The C++ standard library doesn’t support big integer operations such as addition and multiplication. In this post, I will show how to solve such problems in C++.

The built in integer types in C++ are mainly short, int, long and long long. These types can only represent relatively small integers. If we store big integers in these types, integer overflow will occur. As a solution, we can store big integers as strings and do integer addition the same way as we do in paper.

The following code accept two integers represented as strings and return their sum as a string,

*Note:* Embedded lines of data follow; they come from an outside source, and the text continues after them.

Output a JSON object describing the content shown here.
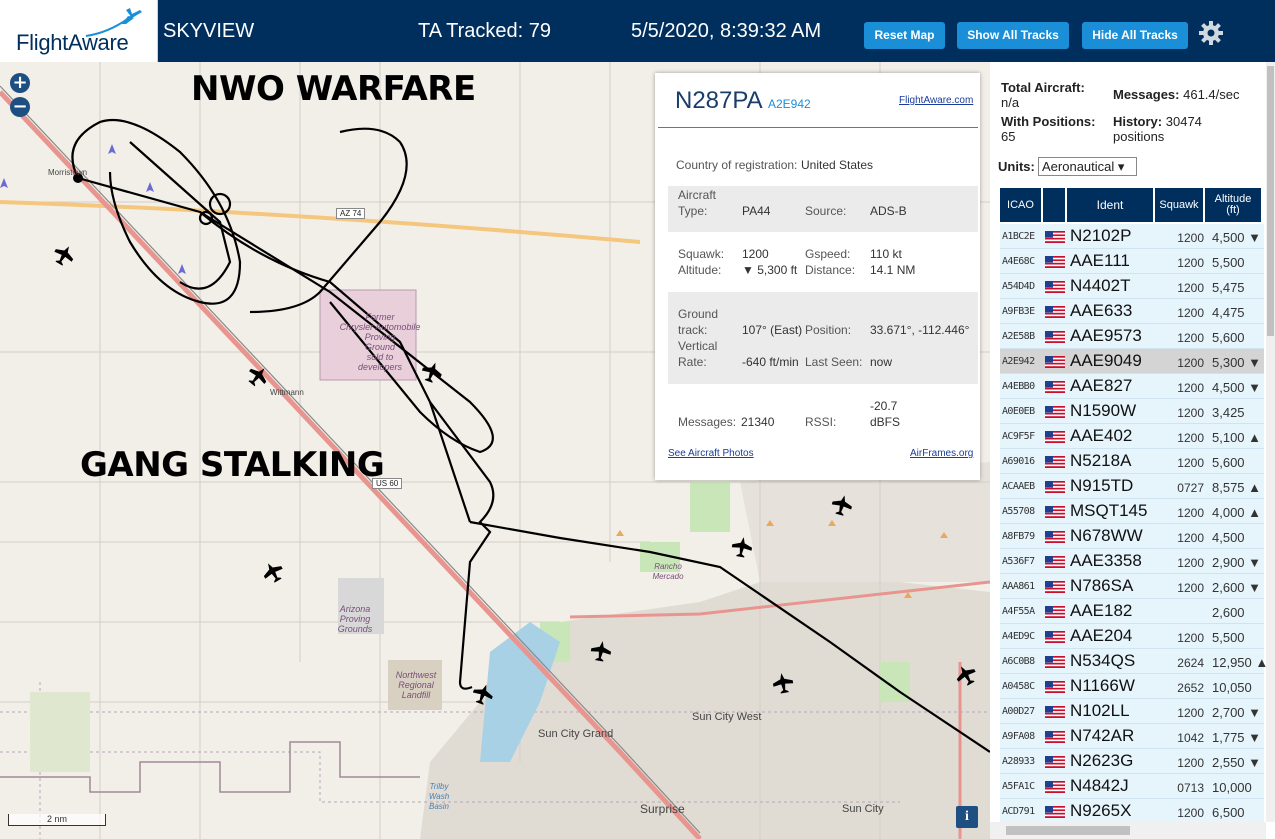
{
  "header": {
    "logo_text": "FlightAware",
    "app_name": "SKYVIEW",
    "tracked": "TA Tracked: 79",
    "datetime": "5/5/2020, 8:39:32 AM",
    "buttons": {
      "reset": "Reset Map",
      "show": "Show All Tracks",
      "hide": "Hide All Tracks"
    }
  },
  "map": {
    "zoom_in": "+",
    "zoom_out": "−",
    "overlay_top": "NWO WARFARE",
    "overlay_bottom": "GANG STALKING",
    "places": {
      "morristown": "Morristown",
      "wittmann": "Wittmann",
      "sun_city_west": "Sun City West",
      "sun_city_grand": "Sun City Grand",
      "sun_city": "Sun City",
      "surprise": "Surprise",
      "former": "Former",
      "chrysler": "Chrysler Automobile",
      "proving": "Proving",
      "ground": "Ground",
      "sold": "sold to",
      "developers": "developers",
      "arizona": "Arizona",
      "proving2": "Proving",
      "grounds": "Grounds",
      "northwest": "Northwest",
      "regional": "Regional",
      "landfill": "Landfill",
      "rancho": "Rancho",
      "mercado": "Mercado",
      "trilby": "Trilby",
      "wash": "Wash",
      "basin": "Basin"
    },
    "shields": {
      "az74": "AZ 74",
      "us60": "US 60"
    },
    "scale": "2 nm",
    "info": "i"
  },
  "popup": {
    "ident": "N287PA",
    "hex": "A2E942",
    "fa_link": "FlightAware.com",
    "country_label": "Country of registration:",
    "country": "United States",
    "aircraft_label": "Aircraft",
    "type_label": "Type:",
    "type": "PA44",
    "source_label": "Source:",
    "source": "ADS-B",
    "squawk_label": "Squawk:",
    "squawk": "1200",
    "gspeed_label": "Gspeed:",
    "gspeed": "110 kt",
    "altitude_label": "Altitude:",
    "altitude": "▼ 5,300 ft",
    "distance_label": "Distance:",
    "distance": "14.1 NM",
    "ground_label": "Ground",
    "track_label": "track:",
    "track": "107° (East)",
    "position_label": "Position:",
    "position": "33.671°, -112.446°",
    "vertical_label": "Vertical",
    "rate_label": "Rate:",
    "rate": "-640 ft/min",
    "lastseen_label": "Last Seen:",
    "lastseen": "now",
    "messages_label": "Messages:",
    "messages": "21340",
    "rssi_label": "RSSI:",
    "rssi_1": "-20.7",
    "rssi_2": "dBFS",
    "photos_link": "See Aircraft Photos",
    "airframes_link": "AirFrames.org"
  },
  "sidebar": {
    "total_label": "Total Aircraft:",
    "total_value": "n/a",
    "messages_label": "Messages:",
    "messages_value": "461.4/sec",
    "positions_label": "With Positions:",
    "positions_value": "65",
    "history_label": "History:",
    "history_value": "30474",
    "history_unit": "positions",
    "units_label": "Units:",
    "units_value": "Aeronautical ▾",
    "columns": {
      "icao": "ICAO",
      "ident": "Ident",
      "squawk": "Squawk",
      "alt1": "Altitude",
      "alt2": "(ft)"
    },
    "rows": [
      {
        "icao": "A1BC2E",
        "ident": "N2102P",
        "squawk": "1200",
        "alt": "4,500 ▼"
      },
      {
        "icao": "A4E68C",
        "ident": "AAE111",
        "squawk": "1200",
        "alt": "5,500"
      },
      {
        "icao": "A54D4D",
        "ident": "N4402T",
        "squawk": "1200",
        "alt": "5,475"
      },
      {
        "icao": "A9FB3E",
        "ident": "AAE633",
        "squawk": "1200",
        "alt": "4,475"
      },
      {
        "icao": "A2E58B",
        "ident": "AAE9573",
        "squawk": "1200",
        "alt": "5,600"
      },
      {
        "icao": "A2E942",
        "ident": "AAE9049",
        "squawk": "1200",
        "alt": "5,300 ▼"
      },
      {
        "icao": "A4EBB0",
        "ident": "AAE827",
        "squawk": "1200",
        "alt": "4,500 ▼"
      },
      {
        "icao": "A0E0EB",
        "ident": "N1590W",
        "squawk": "1200",
        "alt": "3,425"
      },
      {
        "icao": "AC9F5F",
        "ident": "AAE402",
        "squawk": "1200",
        "alt": "5,100 ▲"
      },
      {
        "icao": "A69016",
        "ident": "N5218A",
        "squawk": "1200",
        "alt": "5,600"
      },
      {
        "icao": "ACAAEB",
        "ident": "N915TD",
        "squawk": "0727",
        "alt": "8,575 ▲"
      },
      {
        "icao": "A55708",
        "ident": "MSQT145",
        "squawk": "1200",
        "alt": "4,000 ▲"
      },
      {
        "icao": "A8FB79",
        "ident": "N678WW",
        "squawk": "1200",
        "alt": "4,500"
      },
      {
        "icao": "A536F7",
        "ident": "AAE3358",
        "squawk": "1200",
        "alt": "2,900 ▼"
      },
      {
        "icao": "AAA861",
        "ident": "N786SA",
        "squawk": "1200",
        "alt": "2,600 ▼"
      },
      {
        "icao": "A4F55A",
        "ident": "AAE182",
        "squawk": "",
        "alt": "2,600"
      },
      {
        "icao": "A4ED9C",
        "ident": "AAE204",
        "squawk": "1200",
        "alt": "5,500"
      },
      {
        "icao": "A6C0B8",
        "ident": "N534QS",
        "squawk": "2624",
        "alt": "12,950 ▲"
      },
      {
        "icao": "A0458C",
        "ident": "N1166W",
        "squawk": "2652",
        "alt": "10,050"
      },
      {
        "icao": "A00D27",
        "ident": "N102LL",
        "squawk": "1200",
        "alt": "2,700 ▼"
      },
      {
        "icao": "A9FA08",
        "ident": "N742AR",
        "squawk": "1042",
        "alt": "1,775 ▼"
      },
      {
        "icao": "A28933",
        "ident": "N2623G",
        "squawk": "1200",
        "alt": "2,550 ▼"
      },
      {
        "icao": "A5FA1C",
        "ident": "N4842J",
        "squawk": "0713",
        "alt": "10,000"
      },
      {
        "icao": "ACD791",
        "ident": "N9265X",
        "squawk": "1200",
        "alt": "6,500"
      }
    ]
  }
}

string bigIntAddition(const string& num1, const string& num2){
string result;
int i = static_cast<int>(num1.size() - 1);
int j = static_cast<int>(num2.size() - 1);
int carry = 0;
while (i >= 0 or j >= 0 or carry != 0){
int sum = (i < 0 ? 0 : num1[i--] - '0') + (j < 0 ? 0 : num2[j--] - '0') + carry;
result += ((sum % 10) + '0');
carry = sum / 10;
}
std::reverse(result.begin(), result.end());

return result;
}


# Big integer multiplication

Integer multiplication is bit more complex, if two integers have $m$ and $n$ digits, then the final result have a maximum of $m + n$ digits. One post on leetcode gives an excellent explanation of how to do mulitiplication manually, digit by digit. The basic idea is this >Start from the least significant digit of both integers, and calculate their product. If the indices of the digits are $i$, $j$, then the product will be added to indices $i+j$ and $i+j+1$.

This is a repeated process where each digit in the result is gradually built by addition. Until we finished the process, the digits are changing their values continuously.

Following is the code to do interger(expresses as string) multiplications,

string bigIntMultiplication(const string& num1, const string& num2){
if (num1 == "0" or num2 == "0"){
return "0";
}

int N = static_cast<int>(num1.size());
int M = static_cast<int>(num2.size());

vector<int> result(N+M, 0);
for (int i = N-1; i >= 0; --i){
for (int j = M-1; j >= 0; --j){
int tmp = (num1[i] - '0') * (num2[j] - '0');
int sum = tmp + result[i+j+1];
result[i+j+1] = sum % 10;
result[i+j] += sum / 10;
}
}
// in case the result only have N+M-1 digits or one of num is zero
ostringstream out;
int i = 0;
while (result[i] == 0) {++i;}
for (; i != N+M; ++i){
out << result[i];
}

return out.str();
}


# Factorial of n

Factorial increases really fast, for example, the factorial of 100! has 158 digits. In order to represent such big integer, we can use an array to store its digit separately. Below is an algorithm to find the factorial of n,

1. create an array res[N] big enough to store all the digits in n!, initialize res[0] to 1
2. let m be the number of digits that current result takes up, the initialize m to be 1
3. for num from 2 to n
1. initialize carry to 0
2. for each digit in current result (i.e., from res[0] to res[m-1]), let cur = num*res[j] + carry, put last digit of cur in res[j], put other digit in cur in carry.
3. if carry is not zero, put every digit in carry into res by incresing m

In order to simplify computation, we store all the digits of the result in reverse order, which means that the least significant digit is stored in the smallest index of the array, kind of like “small endian”. In each iteration, we also keep track of how many digits the current result takes up. The following code is an implementation of this idea,

string factorial(int n){
const int N = 10000;
int* digits = new int[N];
digits[0] = 1;

int m = 1;
for (int num = 2; num <= n; ++num){

// multipy num and every digit in current result
int carry = 0;
for (int j = 0; j != m; ++j){
int cur += num*digits[j];
digits[j] = cur % 10;
carry = cur / 10;
}
// if carry is not zeros, span current result using digits in carry
while (carry){
digits[m++] = carry % 10;
carry /= 10;
}
}

ostringstream out;
for (int i = m-1; i >= 0; --i){
out << digits[i];
}
delete[] digits;

return out.str();
}